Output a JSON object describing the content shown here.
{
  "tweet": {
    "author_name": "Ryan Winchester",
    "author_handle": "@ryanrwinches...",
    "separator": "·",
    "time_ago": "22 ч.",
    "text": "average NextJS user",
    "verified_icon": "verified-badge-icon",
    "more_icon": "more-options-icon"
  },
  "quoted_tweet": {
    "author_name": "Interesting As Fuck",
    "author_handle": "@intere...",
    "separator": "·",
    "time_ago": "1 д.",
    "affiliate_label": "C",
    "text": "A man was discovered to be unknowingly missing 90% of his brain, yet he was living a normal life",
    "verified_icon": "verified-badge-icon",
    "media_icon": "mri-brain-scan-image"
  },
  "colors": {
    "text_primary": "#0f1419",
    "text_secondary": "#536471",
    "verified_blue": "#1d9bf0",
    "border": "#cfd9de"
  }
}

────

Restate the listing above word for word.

Output a JSON object describing the content shown here.
{
  "tweet": {
    "author_name": "Ryan Winchester",
    "author_handle": "@ryanrwinches...",
    "separator": "·",
    "time_ago": "22 ч.",
    "text": "average NextJS user",
    "verified_icon": "verified-badge-icon",
    "more_icon": "more-options-icon"
  },
  "quoted_tweet": {
    "author_name": "Interesting As Fuck",
    "author_handle": "@intere...",
    "separator": "·",
    "time_ago": "1 д.",
    "affiliate_label": "C",
    "text": "A man was discovered to be unknowingly missing 90% of his brain, yet he was living a normal life",
    "verified_icon": "verified-badge-icon",
    "media_icon": "mri-brain-scan-image"
  },
  "colors": {
    "text_primary": "#0f1419",
    "text_secondary": "#536471",
    "verified_blue": "#1d9bf0",
    "border": "#cfd9de"
  }
}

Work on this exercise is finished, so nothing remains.